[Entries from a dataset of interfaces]
*** Begin section ***
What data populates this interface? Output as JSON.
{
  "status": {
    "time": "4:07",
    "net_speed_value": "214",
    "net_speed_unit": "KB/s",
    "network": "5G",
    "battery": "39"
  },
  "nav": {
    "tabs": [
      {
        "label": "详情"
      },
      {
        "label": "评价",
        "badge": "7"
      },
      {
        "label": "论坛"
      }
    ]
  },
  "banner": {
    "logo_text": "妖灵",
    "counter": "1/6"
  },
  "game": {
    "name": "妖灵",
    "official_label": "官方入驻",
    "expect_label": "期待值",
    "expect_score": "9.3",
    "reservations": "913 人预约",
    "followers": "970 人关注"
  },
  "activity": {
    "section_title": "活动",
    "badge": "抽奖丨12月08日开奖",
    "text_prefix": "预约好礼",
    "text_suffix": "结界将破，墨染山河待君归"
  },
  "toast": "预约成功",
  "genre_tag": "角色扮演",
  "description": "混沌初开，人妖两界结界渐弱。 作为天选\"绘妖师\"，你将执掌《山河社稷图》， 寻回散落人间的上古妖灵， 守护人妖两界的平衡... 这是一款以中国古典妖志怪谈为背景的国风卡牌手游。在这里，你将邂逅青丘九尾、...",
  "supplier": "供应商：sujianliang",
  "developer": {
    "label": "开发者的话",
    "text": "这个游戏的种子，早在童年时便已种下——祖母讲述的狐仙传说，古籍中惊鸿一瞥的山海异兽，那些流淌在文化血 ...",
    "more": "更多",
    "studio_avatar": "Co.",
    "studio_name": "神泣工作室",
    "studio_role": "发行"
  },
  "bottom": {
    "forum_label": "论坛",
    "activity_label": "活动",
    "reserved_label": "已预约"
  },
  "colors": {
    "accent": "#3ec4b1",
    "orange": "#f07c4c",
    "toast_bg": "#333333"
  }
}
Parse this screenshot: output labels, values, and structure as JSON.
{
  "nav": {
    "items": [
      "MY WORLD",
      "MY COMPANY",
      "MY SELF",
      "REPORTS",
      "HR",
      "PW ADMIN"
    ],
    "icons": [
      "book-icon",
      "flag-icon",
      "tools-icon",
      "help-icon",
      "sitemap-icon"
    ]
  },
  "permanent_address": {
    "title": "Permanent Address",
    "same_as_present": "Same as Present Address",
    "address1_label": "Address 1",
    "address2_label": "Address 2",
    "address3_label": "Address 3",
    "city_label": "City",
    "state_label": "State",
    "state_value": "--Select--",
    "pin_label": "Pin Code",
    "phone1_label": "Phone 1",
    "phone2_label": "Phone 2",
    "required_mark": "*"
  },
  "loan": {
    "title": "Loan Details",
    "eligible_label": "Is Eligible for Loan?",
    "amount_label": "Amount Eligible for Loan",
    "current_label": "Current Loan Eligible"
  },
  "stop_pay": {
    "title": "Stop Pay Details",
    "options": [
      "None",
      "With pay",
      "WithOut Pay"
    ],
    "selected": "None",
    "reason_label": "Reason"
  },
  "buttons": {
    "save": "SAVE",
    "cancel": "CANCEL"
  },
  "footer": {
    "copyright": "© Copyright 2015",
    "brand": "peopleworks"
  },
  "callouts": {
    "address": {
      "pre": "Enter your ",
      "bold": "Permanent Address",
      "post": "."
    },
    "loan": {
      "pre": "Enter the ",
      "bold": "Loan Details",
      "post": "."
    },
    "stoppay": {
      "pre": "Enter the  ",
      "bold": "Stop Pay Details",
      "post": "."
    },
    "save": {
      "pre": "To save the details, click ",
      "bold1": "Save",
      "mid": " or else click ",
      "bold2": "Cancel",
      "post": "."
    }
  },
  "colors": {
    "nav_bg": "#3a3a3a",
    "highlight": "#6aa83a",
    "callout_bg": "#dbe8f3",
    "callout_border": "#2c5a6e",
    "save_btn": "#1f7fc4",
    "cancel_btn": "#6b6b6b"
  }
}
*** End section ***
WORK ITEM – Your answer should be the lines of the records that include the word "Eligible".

OUTPUT FOR THIS TASK –
    "eligible_label": "Is Eligible for Loan?",
    "amount_label": "Amount Eligible for Loan",
    "current_label": "Current Loan Eligible"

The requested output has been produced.